Hi Guys ...need some help here Please. I'm in the process of tar papering the shop roof so I can start on the singles. My question is this ...How much overlap is needed on the tar paper for a "good" job? ... I have a friend that used to do roofing tell me 50% over lap ...then the store guys said 3 or 4 inches. I live in and area that doesn't get lots of rain, but I'll like to do a "good" job on my shop ...without going over board. Any help would be appreiated! ...Mark
04-05-2004 02:33 PM
A lot of todays roofers don't even use the tar paper. Don't know if the shingles are better quality today, doubt it. I would say that a 4 in overlap is fine.
04-05-2004 02:36 PM
As far as I know there should be a line present along one side of the roll to act as an overlap guide. There is on Ice and Water shield anyway.
04-05-2004 03:02 PM

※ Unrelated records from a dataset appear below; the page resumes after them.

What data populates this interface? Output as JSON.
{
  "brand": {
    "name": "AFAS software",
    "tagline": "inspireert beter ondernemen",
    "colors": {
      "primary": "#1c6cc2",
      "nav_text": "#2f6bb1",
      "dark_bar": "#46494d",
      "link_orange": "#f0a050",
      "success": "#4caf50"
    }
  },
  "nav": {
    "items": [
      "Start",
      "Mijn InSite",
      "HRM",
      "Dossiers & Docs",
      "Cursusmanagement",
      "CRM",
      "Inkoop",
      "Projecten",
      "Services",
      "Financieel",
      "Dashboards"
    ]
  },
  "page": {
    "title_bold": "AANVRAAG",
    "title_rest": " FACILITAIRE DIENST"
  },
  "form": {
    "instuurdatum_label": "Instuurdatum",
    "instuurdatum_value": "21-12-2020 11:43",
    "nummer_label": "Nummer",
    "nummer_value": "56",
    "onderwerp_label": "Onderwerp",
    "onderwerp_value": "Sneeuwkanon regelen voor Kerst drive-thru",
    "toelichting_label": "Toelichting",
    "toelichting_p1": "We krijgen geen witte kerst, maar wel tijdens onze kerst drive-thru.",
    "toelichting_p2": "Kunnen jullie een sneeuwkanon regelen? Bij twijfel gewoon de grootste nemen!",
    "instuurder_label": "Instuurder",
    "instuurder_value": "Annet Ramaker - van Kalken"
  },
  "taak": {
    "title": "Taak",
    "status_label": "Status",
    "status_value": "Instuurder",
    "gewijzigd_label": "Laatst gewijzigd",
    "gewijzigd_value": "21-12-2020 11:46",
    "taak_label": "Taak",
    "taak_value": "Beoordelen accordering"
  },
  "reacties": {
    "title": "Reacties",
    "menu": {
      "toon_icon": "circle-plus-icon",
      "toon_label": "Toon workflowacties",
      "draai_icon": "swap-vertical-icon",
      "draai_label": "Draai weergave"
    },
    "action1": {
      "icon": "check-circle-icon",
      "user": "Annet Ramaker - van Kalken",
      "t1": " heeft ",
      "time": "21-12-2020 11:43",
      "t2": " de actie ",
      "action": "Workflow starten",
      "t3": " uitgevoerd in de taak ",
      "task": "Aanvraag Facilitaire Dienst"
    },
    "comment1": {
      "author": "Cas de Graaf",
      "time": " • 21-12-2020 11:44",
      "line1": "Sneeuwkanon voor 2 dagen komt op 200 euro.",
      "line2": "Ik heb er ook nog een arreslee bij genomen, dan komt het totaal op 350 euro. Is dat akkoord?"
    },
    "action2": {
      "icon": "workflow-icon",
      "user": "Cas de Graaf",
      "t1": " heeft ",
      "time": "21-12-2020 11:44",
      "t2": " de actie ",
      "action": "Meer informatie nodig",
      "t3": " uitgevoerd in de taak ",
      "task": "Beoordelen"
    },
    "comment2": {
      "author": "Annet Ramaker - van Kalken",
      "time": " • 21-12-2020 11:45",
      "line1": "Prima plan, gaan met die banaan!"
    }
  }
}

How much overlap you need really depends on the slope of your roof. Most roofing material will have the manufacturer's recommendations printed on the paper that wraps the roll together. "Fifteen pound" tar paper is really just an underlayment and should not be used as finish roofing. It just won't hold up. There are roll roofing products made to be used as a finish layer. Most of these have a coating-chips and bits-attached to about half the width, making the required overlap easy to gauge. The lines on the tar paper are generally guides for applying shingles on top of them, but may help you gauge your overlap. Shingles come rated in pounds per square (100 sq ft coverage), usually 3 bundles of shingles per square. The higher the weight, usually the longer the guarantee. The best ones are now 40 year. Shingle overlap, drip edge requirements etc., are also printed on the shingle package, or on a fact sheet available from the dealer. You might also look into metal roofing. It comes in widths that typically cover 3 feet and can be ordered to fit your roof-maybe even 30' long. Goes on fast and lasts 2x what shingles do. Again, what kind of roof material you do is related to the slope of your roof. And your budget. But a tarpaper roof won't last a year.

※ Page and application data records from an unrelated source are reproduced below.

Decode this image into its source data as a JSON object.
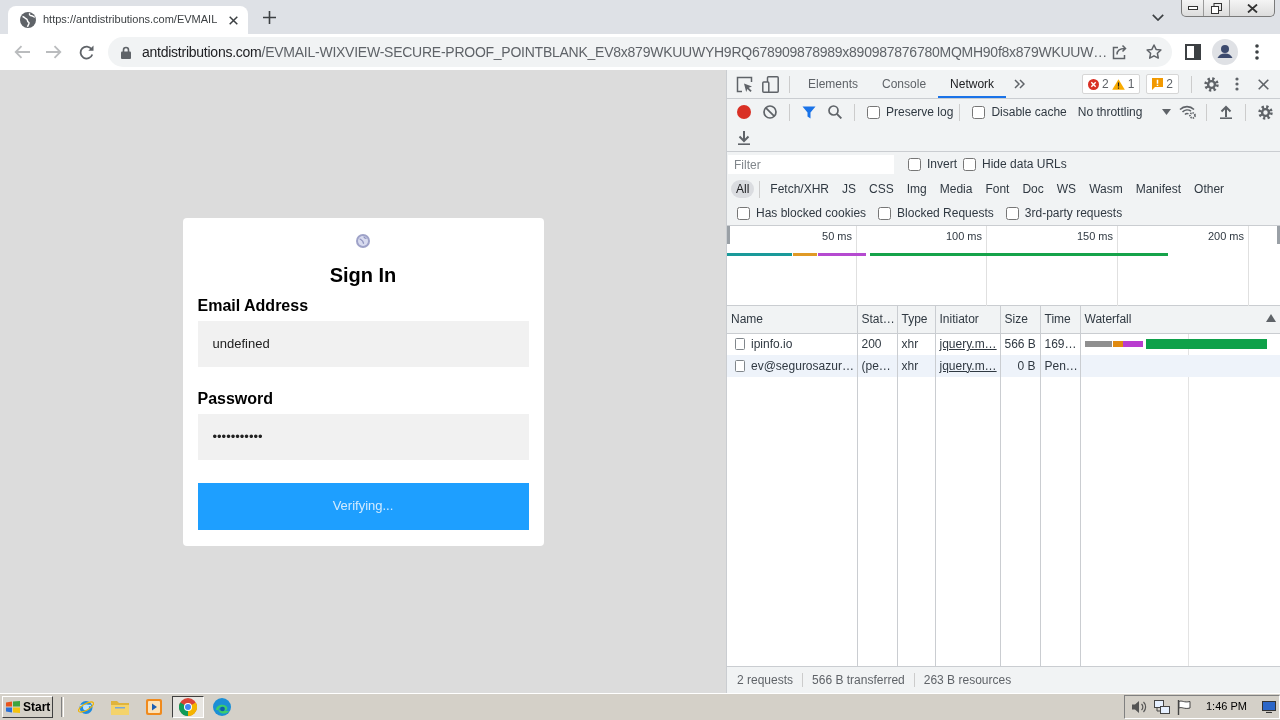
{
  "browser": {
    "tab": {
      "title": "https://antdistributions.com/EVMAIL"
    },
    "address_bar": {
      "host": "antdistributions.com",
      "path": "/EVMAIL-WIXVIEW-SECURE-PROOF_POINTBLANK_EV8x879WKUUWYH9RQ678909878989x890987876780MQMH90f8x879WKUUW…"
    }
  },
  "page": {
    "title": "Sign In",
    "fields": [
      {
        "label": "Email Address",
        "value": "undefined"
      },
      {
        "label": "Password",
        "value": "•••••••••••"
      }
    ],
    "submit": "Verifying..."
  },
  "devtools": {
    "tabs": [
      {
        "label": "Elements",
        "selected": false
      },
      {
        "label": "Console",
        "selected": false
      },
      {
        "label": "Network",
        "selected": true
      }
    ],
    "errors": "2",
    "warnings": "1",
    "issues": "2",
    "toolbar": {
      "recording": true,
      "options": [
        {
          "label": "Preserve log",
          "checked": false
        },
        {
          "label": "Disable cache",
          "checked": false
        }
      ],
      "throttling": "No throttling"
    },
    "filter": {
      "placeholder": "Filter",
      "options": [
        {
          "label": "Invert",
          "checked": false
        },
        {
          "label": "Hide data URLs",
          "checked": false
        }
      ]
    },
    "type_filters": [
      {
        "label": "All",
        "selected": true
      },
      {
        "label": "Fetch/XHR",
        "selected": false
      },
      {
        "label": "JS",
        "selected": false
      },
      {
        "label": "CSS",
        "selected": false
      },
      {
        "label": "Img",
        "selected": false
      },
      {
        "label": "Media",
        "selected": false
      },
      {
        "label": "Font",
        "selected": false
      },
      {
        "label": "Doc",
        "selected": false
      },
      {
        "label": "WS",
        "selected": false
      },
      {
        "label": "Wasm",
        "selected": false
      },
      {
        "label": "Manifest",
        "selected": false
      },
      {
        "label": "Other",
        "selected": false
      }
    ],
    "request_filters": [
      {
        "label": "Has blocked cookies",
        "checked": false
      },
      {
        "label": "Blocked Requests",
        "checked": false
      },
      {
        "label": "3rd-party requests",
        "checked": false
      }
    ],
    "overview": {
      "ticks": [
        "50 ms",
        "100 ms",
        "150 ms",
        "200 ms"
      ]
    },
    "table": {
      "columns": [
        "Name",
        "Stat…",
        "Type",
        "Initiator",
        "Size",
        "Time",
        "Waterfall"
      ],
      "rows": [
        {
          "name": "ipinfo.io",
          "status": "200",
          "type": "xhr",
          "initiator": "jquery.m…",
          "size": "566 B",
          "time": "169…",
          "pending": false
        },
        {
          "name": "ev@segurosazur…",
          "status": "(pe…",
          "type": "xhr",
          "initiator": "jquery.m…",
          "size": "0 B",
          "time": "Pen…",
          "pending": true
        }
      ]
    },
    "status_bar": [
      "2 requests",
      "566 B transferred",
      "263 B resources"
    ]
  },
  "taskbar": {
    "start": "Start",
    "apps": [
      {
        "kind": "ie",
        "selected": false
      },
      {
        "kind": "folder",
        "selected": false
      },
      {
        "kind": "media",
        "selected": false
      },
      {
        "kind": "chrome",
        "selected": true
      },
      {
        "kind": "edge",
        "selected": false
      }
    ],
    "clock": "1:46 PM"
  }
}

04-05-2004 03:17 PM
this is a 1:3 slope roof. I don't plan to just leave the tar paper uncovered, I've got singles ready to go. This tar paper is marked "ASTM 30" ...seems heavy, not sure what #15 paper looks like. But I have 1280 sq. ft. of roof to cover.

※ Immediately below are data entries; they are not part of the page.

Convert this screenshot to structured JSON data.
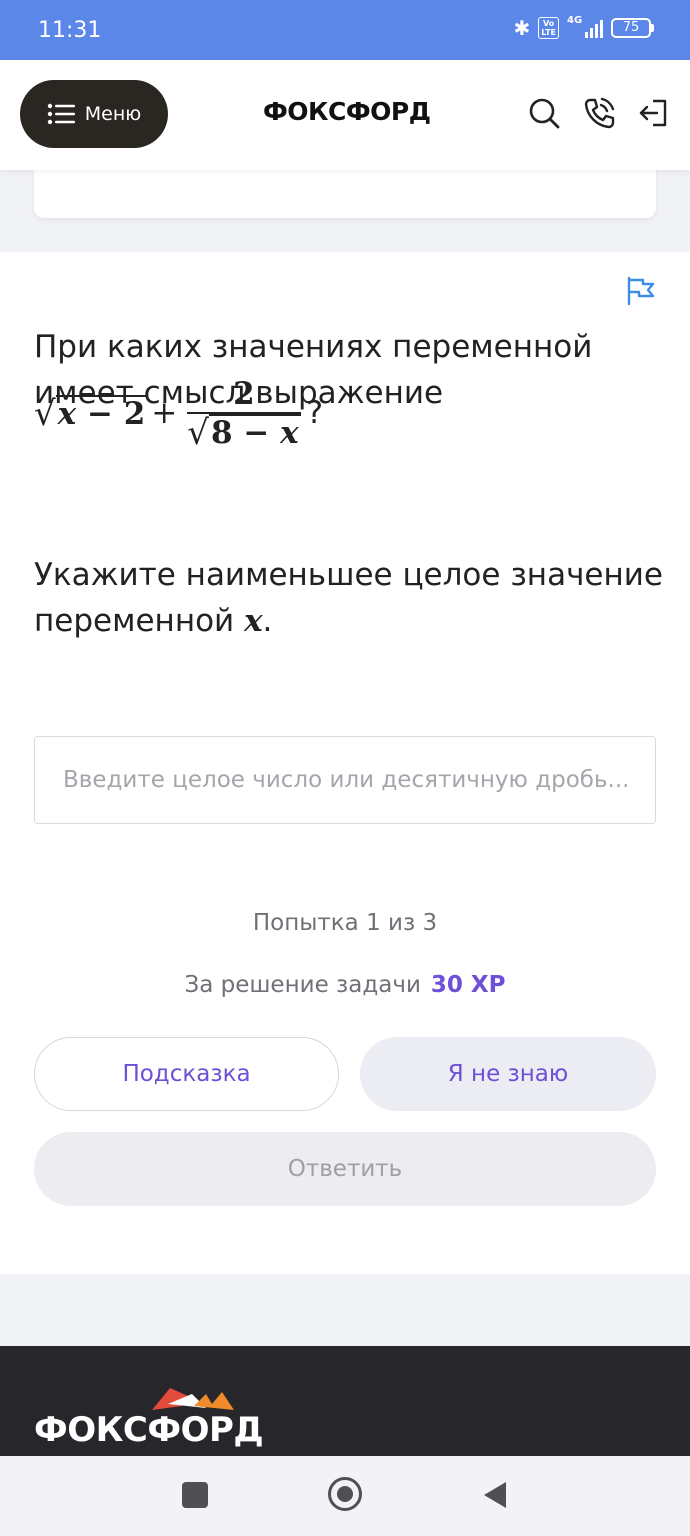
{
  "status_bar": {
    "time": "11:31",
    "volte_label": "Vo\nLTE",
    "network_label": "4G",
    "battery_level": "75"
  },
  "header": {
    "menu_label": "Меню",
    "logo": "ФОКСФОРД",
    "icons": [
      "search-icon",
      "phone-icon",
      "logout-icon"
    ]
  },
  "task": {
    "question_text": "При каких значениях переменной имеет смысл выражение",
    "expr": {
      "sqrt_arg_var": "x",
      "sqrt_arg_rest": " − 2",
      "plus": "+",
      "frac_num": "2",
      "frac_den_num": "8 − ",
      "frac_den_var": "x",
      "qmark": "?"
    },
    "prompt_text": "Укажите наименьшее целое значение переменной",
    "prompt_var": "x",
    "prompt_end": ".",
    "answer_placeholder": "Введите целое число или десятичную дробь...",
    "answer_value": "",
    "attempt_text": "Попытка 1 из 3",
    "reward_text": "За решение задачи",
    "reward_xp": "30 XP",
    "hint_label": "Подсказка",
    "dont_know_label": "Я не знаю",
    "submit_label": "Ответить"
  },
  "footer": {
    "logo": "ФОКСФОРД"
  },
  "colors": {
    "status_bar": "#5b87e9",
    "accent_purple": "#6e4fd8",
    "menu_dark": "#2a2622",
    "footer_dark": "#26262b",
    "flag_blue": "#3f8ee6"
  }
}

04-05-2004 08:00 PM
I have done a few roofs. What I usually do is put the bottom row on. The next row is overlapped to the line on the paper of the forst row, and so on. The tar paper will seal itself from the heat in the summer, but don't leave it uncovered for an extended time period. I have never had one of my roofs leak doing it that way.
04-06-2004 12:21 AM
Adtkart is right on, Ca. weather that should hold up fine. Don't forget the flashing on the edges. :D Dan
04-06-2004 01:46 AM
Mainly the felt paper is a precautionary measure until you get your shingles on. 3"-4" overlap is fine. Just staple along both edges or use the tab nails to hold it good along the edge until you get the shingles on. Also when you start your shingles...quite a few just take the starter row and turn it upside down. The way I do it is to cut off the three tabs and put the glue strip at the bottom for the starter. Then when the next shingle goes on top the three tabs are glued down. Have fun!!!! I hate roofing with a passion and seems like every year I end up having to roof something. Oh yea...don't forget the drip edge like Dinger stated.
04-06-2004 08:00 PM
Kevin is right. Only 3-4 inches overlap on the tar paper is fine. Use the three tab shingles upside down for your starter row. Don't forget the drip flashing and if you can overhang the first row about an inch. That should do it. For the ridge row, make them out of three tab shingles and start on each end and work to the center then your final shingle will seal it up and look good.
04-06-2004 10:20 PM
The way I do it is to cut off the three tabs and put the glue strip at the bottom for the starter.
That is also the way I do it, but I also add some black roof cement that comes in a caulk tube. What happens more often than not in high wind is the first row lifts and wind gets under, if you glue it down you lessen that risk.
If the building is not heated or cooled then you do not need tar paper as it is mostly a vapor barrier but I always use it because you never know what you will do in the future. Again as said the overlap is not that big a thing as no rain will ever get to it unless you did a bad shingle job.
04-13-2004 08:48 PM
The higher the pitch, the less chance you will have for it leaking. The felt paper is cheap enough that you should really use it no matter what the pitch.